→ WHAT TO PRODUCE: Search the records for lines with the word "true" and copy each match.

→ SOURCE MATERIAL:

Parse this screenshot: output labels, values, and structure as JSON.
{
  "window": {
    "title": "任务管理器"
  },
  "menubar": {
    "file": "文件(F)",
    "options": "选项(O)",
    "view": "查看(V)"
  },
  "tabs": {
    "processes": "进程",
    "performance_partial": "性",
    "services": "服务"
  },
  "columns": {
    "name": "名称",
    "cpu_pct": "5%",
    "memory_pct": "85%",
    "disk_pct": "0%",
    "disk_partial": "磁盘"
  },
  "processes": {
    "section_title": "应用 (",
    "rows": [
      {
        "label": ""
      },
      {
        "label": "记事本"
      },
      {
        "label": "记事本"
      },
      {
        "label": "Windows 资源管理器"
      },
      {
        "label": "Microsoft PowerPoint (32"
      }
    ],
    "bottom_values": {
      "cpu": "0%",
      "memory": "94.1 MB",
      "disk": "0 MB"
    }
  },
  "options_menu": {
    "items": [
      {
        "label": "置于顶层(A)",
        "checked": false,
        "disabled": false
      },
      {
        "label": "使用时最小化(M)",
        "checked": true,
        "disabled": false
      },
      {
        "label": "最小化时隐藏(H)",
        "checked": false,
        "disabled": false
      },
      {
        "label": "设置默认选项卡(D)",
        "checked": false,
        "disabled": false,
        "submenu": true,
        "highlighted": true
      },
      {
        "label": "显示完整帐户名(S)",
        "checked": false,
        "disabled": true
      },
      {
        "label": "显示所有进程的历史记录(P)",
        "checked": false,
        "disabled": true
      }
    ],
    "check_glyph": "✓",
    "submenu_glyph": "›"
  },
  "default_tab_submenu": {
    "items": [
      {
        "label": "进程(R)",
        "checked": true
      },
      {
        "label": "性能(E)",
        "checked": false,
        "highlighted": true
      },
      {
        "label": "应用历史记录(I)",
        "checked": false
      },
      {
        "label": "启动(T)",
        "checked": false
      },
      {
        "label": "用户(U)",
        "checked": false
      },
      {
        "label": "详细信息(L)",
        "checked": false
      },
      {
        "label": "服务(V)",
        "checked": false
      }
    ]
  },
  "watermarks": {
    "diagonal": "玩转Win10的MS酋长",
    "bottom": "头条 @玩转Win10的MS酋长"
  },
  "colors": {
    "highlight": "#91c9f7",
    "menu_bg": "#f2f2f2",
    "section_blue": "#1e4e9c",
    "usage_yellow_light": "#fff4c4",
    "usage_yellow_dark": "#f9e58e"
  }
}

→ EXERCISE RESULT:
        "checked": true,
        "submenu": true,
        "highlighted": true
        "disabled": true
        "disabled": true
        "checked": true
        "highlighted": true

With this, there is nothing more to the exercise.